The book has only a few details about June Wandrey's work as a surgical nurse in what would now be termed a forward surgical team, working close to the battlefield. Entire periods of what must have been non-stop surgery on fresh combat casualties are passed over with only brief comments. She mentions doctors and surgeons only a few times (this is the flip side of stories like "MASH", told from the point of view of the surgeons and ignoring the nurses) and there are virtually no descriptions of any of the surgeries. To a weary surgical nurse, they must have all blurred together after a while.
Many things stand out in this book besides the included episodes. It was a dangerous job, being so close to the battlefield - German planes and artillery would occasionally attack their camps. The carefree sense of death-defying adventure with June hitchhiking rides across Europe, bouncing along in open top jeeps on bad roads (no seatbelts, high potential for rollovers), flying on rickety planes that sometimes barely landed in one piece, yes, when you are that age, it seems like nothing can kill you.
There was the steady dose of what we would instantly recognize today as sexual harassment (June mentions kicking more than one officer in the shins). The malnutrition and daily monotony of C-rations.
Wandrey loudly voices her Republican politics, frequently slamming FDR (describing him as a "warmonger"), only politely commenting on FDR's death, and foreshadowing the Cold War with her comments about the Soviets being allowed to enter Berlin. And yet, in spite of her clear distaste for the war, she chose to serve, and served with distinction, being given a Bronze medal for refusing to abandon her patient during an operation, when the Germans began shelling their position. June Wandrey endured malaria, hepatitis, a tooth abscess, and physical injuries to take on a job that she did not have to do.

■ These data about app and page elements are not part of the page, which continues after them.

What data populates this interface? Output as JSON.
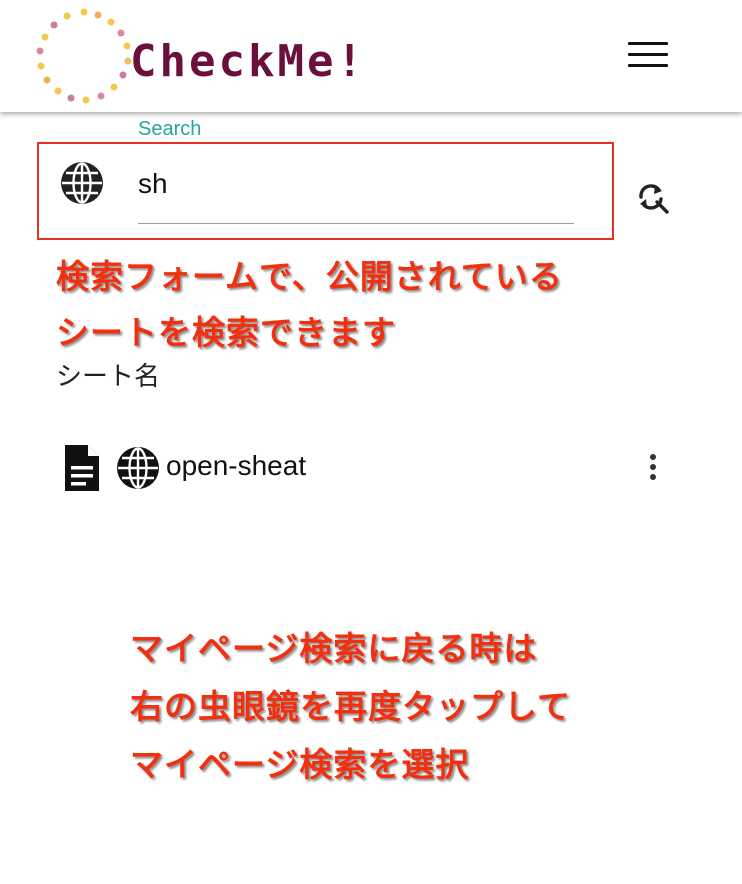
{
  "app": {
    "logo_text": "CheckMe!"
  },
  "header": {
    "menu_icon": "hamburger-menu-icon"
  },
  "search": {
    "label": "Search",
    "value": "sh",
    "scope_icon": "globe-icon",
    "refresh_icon": "search-refresh-icon",
    "highlight_color": "#e53222"
  },
  "annotations": {
    "search_note": [
      "検索フォームで、公開されている",
      "シートを検索できます"
    ],
    "return_note": [
      "マイページ検索に戻る時は",
      "右の虫眼鏡を再度タップして",
      "マイページ検索を選択"
    ],
    "color": "#f2300f"
  },
  "list": {
    "header": "シート名",
    "items": [
      {
        "name": "open-sheat",
        "type_icon": "document-icon",
        "visibility_icon": "globe-icon",
        "menu_icon": "more-vert-icon"
      }
    ]
  },
  "colors": {
    "label_teal": "#26a69a",
    "logo_maroon": "#6b0f3d"
  }
}
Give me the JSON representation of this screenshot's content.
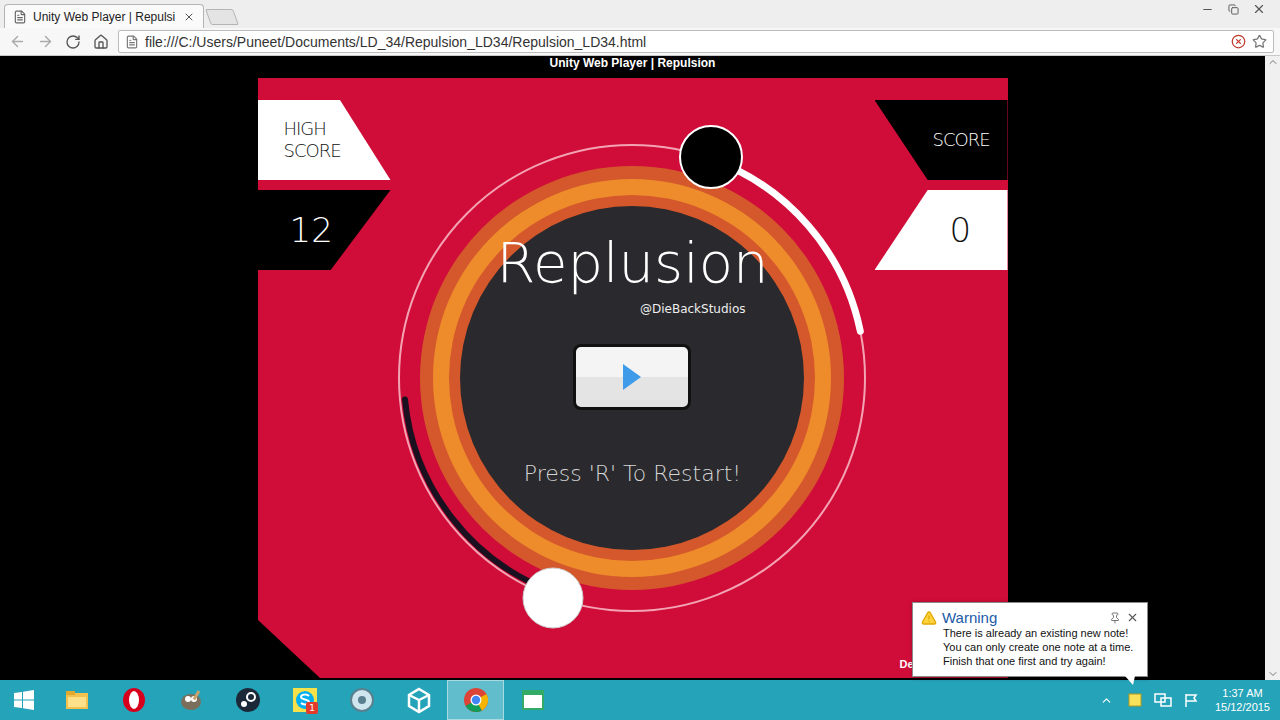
{
  "browser": {
    "tabs": [
      {
        "label": "Unity Web Player | Repulsi",
        "selected": true
      }
    ],
    "address": "file:///C:/Users/Puneet/Documents/LD_34/Repulsion_LD34/Repulsion_LD34.html"
  },
  "page": {
    "header": "Unity Web Player | Repulsion"
  },
  "game": {
    "high_score_label": [
      "HIGH",
      "SCORE"
    ],
    "high_score": "12",
    "score_label": "SCORE",
    "score": "0",
    "title": "Replusion",
    "credit": "@DieBackStudios",
    "restart_hint": "Press 'R' To Restart!",
    "corner_text": "De"
  },
  "notification": {
    "title": "Warning",
    "lines": [
      "There is already an existing new note!",
      "You can only create one note at a time.",
      "Finish that one first and try again!"
    ]
  },
  "taskbar": {
    "apps": [
      {
        "kind": "explorer",
        "active": false,
        "badge": ""
      },
      {
        "kind": "opera",
        "active": false,
        "badge": ""
      },
      {
        "kind": "gimp",
        "active": false,
        "badge": ""
      },
      {
        "kind": "steam",
        "active": false,
        "badge": ""
      },
      {
        "kind": "skype",
        "active": false,
        "badge": "1"
      },
      {
        "kind": "disc",
        "active": false,
        "badge": ""
      },
      {
        "kind": "unity",
        "active": false,
        "badge": ""
      },
      {
        "kind": "chrome",
        "active": true,
        "badge": ""
      },
      {
        "kind": "window",
        "active": false,
        "badge": ""
      }
    ],
    "clock": {
      "time": "1:37 AM",
      "date": "15/12/2015"
    }
  }
}
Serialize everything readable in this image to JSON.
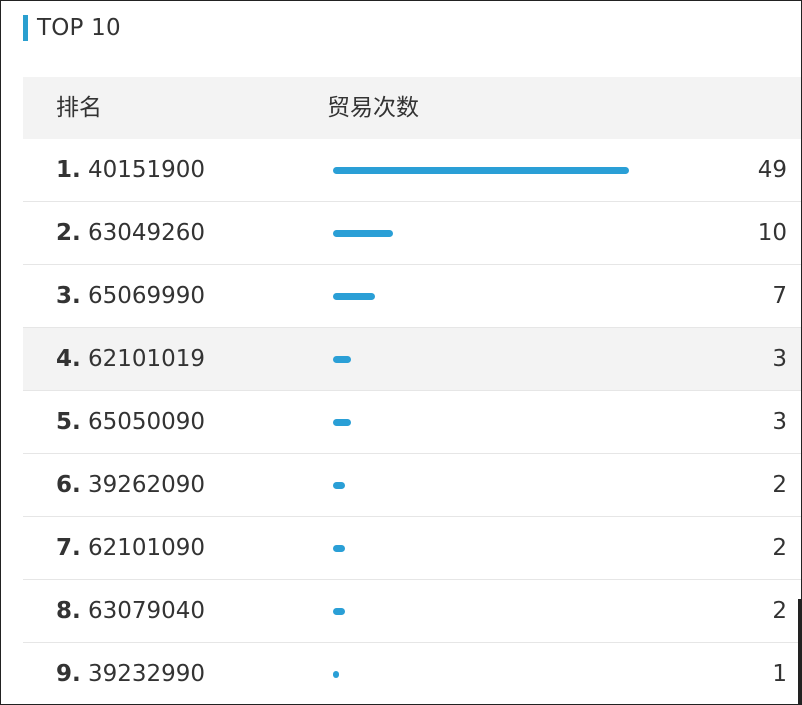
{
  "title": "TOP 10",
  "accent_color": "#2a9fd6",
  "table": {
    "headers": {
      "rank": "排名",
      "count": "贸易次数"
    },
    "max_value": 49,
    "rows": [
      {
        "rank": "1.",
        "code": "40151900",
        "value": 49,
        "value_label": "49"
      },
      {
        "rank": "2.",
        "code": "63049260",
        "value": 10,
        "value_label": "10"
      },
      {
        "rank": "3.",
        "code": "65069990",
        "value": 7,
        "value_label": "7"
      },
      {
        "rank": "4.",
        "code": "62101019",
        "value": 3,
        "value_label": "3"
      },
      {
        "rank": "5.",
        "code": "65050090",
        "value": 3,
        "value_label": "3"
      },
      {
        "rank": "6.",
        "code": "39262090",
        "value": 2,
        "value_label": "2"
      },
      {
        "rank": "7.",
        "code": "62101090",
        "value": 2,
        "value_label": "2"
      },
      {
        "rank": "8.",
        "code": "63079040",
        "value": 2,
        "value_label": "2"
      },
      {
        "rank": "9.",
        "code": "39232990",
        "value": 1,
        "value_label": "1"
      }
    ]
  }
}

It's too bad the book is out of print. It's great that the History Channel "WWII in HD" has brought her memories back to life for everyone. The book goes into so much more detail however. Her story, and that of other veterans, is one that should be taught in our high schools. American society has changed so much, it seems like a different world now from the time of June Wandrey. I hope we never forget.
My first review said that the book was out of print. I have since been informed that this is not correct.
Two other excellent books I would recommend that add to the picture of American women's experiences during WWII are "Dearest Ones" and "No Time for Fear".